Exercise directions:
Filter the records down to the lines that hold the word "localhost", and copy each of those lines.

Extracted information:
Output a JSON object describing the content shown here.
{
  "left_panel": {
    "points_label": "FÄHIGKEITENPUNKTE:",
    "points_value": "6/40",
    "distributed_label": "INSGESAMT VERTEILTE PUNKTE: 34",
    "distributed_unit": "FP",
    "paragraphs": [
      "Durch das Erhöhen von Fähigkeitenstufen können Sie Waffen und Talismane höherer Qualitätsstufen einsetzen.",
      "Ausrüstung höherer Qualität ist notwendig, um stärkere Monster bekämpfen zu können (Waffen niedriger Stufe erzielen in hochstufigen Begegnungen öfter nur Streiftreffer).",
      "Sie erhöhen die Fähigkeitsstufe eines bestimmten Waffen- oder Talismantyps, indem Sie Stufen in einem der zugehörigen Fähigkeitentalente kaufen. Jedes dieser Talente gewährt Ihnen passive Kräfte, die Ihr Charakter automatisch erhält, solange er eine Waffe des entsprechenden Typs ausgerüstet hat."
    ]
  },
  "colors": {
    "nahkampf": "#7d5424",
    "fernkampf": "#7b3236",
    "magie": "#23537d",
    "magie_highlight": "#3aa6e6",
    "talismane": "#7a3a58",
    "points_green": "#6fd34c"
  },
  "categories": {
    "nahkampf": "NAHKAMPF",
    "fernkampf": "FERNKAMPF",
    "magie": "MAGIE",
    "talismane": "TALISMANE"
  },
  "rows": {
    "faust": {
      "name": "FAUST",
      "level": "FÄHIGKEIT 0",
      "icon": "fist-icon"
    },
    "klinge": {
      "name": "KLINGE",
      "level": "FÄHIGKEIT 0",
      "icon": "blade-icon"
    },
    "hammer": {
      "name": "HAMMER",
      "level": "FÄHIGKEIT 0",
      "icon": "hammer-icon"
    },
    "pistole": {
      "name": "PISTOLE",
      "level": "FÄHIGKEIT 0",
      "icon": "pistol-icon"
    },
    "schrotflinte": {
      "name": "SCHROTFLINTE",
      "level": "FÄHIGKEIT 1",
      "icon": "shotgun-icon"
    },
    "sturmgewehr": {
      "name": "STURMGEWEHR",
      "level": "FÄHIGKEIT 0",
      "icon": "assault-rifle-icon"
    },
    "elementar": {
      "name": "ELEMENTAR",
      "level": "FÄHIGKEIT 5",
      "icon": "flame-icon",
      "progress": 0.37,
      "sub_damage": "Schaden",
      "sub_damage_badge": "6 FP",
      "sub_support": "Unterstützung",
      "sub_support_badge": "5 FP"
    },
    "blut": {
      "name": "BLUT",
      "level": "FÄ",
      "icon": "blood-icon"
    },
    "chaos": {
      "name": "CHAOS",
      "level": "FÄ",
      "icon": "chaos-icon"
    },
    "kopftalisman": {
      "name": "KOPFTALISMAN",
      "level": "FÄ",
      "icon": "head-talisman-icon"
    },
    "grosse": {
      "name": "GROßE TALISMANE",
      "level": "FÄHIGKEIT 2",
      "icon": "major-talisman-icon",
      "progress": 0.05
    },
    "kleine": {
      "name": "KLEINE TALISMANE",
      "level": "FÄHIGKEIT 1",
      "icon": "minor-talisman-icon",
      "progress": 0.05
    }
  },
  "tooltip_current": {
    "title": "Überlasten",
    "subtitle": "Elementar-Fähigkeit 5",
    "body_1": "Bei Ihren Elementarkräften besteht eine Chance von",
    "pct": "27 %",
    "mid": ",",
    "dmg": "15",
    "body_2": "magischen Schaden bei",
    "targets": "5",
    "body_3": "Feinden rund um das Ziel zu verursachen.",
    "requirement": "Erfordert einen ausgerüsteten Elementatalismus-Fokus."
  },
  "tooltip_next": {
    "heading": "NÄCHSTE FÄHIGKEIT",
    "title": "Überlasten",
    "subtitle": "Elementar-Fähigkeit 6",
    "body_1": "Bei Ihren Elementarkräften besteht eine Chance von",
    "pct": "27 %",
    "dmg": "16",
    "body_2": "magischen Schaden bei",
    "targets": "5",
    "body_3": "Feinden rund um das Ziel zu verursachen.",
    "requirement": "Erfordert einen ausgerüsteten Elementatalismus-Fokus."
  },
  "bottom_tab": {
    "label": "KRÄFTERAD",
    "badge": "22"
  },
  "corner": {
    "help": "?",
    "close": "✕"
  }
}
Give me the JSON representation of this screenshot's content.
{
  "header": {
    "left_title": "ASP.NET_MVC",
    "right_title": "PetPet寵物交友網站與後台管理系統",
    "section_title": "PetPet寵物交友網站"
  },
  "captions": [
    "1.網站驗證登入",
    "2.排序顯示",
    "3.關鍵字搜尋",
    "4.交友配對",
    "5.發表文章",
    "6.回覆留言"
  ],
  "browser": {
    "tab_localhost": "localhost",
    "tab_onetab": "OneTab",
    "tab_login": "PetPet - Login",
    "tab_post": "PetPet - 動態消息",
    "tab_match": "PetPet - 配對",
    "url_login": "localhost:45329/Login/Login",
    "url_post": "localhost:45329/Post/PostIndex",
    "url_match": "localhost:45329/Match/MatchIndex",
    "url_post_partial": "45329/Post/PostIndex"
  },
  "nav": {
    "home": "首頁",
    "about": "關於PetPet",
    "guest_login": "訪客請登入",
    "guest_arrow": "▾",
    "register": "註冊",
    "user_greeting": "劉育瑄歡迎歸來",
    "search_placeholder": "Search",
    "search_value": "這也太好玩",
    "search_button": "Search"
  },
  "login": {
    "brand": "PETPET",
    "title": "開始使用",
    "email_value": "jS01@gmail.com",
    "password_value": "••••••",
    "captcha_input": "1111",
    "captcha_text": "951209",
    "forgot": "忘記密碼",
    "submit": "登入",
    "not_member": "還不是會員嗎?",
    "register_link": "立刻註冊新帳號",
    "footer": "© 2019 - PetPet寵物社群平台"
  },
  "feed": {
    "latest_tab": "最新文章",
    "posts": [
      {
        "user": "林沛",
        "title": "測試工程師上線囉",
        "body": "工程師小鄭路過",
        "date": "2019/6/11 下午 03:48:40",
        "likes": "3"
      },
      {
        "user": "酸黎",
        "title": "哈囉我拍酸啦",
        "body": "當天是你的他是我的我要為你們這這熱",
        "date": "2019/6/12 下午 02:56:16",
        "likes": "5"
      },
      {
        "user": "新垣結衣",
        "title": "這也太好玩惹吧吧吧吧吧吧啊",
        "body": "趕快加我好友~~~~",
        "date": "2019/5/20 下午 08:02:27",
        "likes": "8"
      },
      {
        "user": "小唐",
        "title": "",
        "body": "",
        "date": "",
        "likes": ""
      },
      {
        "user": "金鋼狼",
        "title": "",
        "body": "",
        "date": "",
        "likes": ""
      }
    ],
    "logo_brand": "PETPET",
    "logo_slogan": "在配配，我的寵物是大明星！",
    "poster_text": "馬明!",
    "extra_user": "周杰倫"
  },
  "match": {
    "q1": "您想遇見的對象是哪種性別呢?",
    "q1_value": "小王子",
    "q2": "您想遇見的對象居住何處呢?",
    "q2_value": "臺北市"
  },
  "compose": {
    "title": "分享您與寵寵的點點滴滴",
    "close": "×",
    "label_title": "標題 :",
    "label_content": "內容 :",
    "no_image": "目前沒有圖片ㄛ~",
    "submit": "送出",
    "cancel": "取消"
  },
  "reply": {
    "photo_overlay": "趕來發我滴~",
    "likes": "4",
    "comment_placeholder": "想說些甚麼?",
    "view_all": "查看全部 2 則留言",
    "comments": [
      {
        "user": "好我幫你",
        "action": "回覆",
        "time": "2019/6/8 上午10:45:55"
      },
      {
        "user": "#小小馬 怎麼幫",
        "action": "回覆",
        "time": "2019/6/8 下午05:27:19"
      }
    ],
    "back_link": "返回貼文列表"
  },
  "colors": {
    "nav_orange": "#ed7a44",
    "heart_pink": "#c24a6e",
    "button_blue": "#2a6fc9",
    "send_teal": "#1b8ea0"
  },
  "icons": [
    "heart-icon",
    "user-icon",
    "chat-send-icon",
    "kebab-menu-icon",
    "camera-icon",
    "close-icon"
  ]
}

Output for this exercise:
    "tab_localhost": "localhost",
    "url_login": "localhost:45329/Login/Login",
    "url_post": "localhost:45329/Post/PostIndex",
    "url_match": "localhost:45329/Match/MatchIndex",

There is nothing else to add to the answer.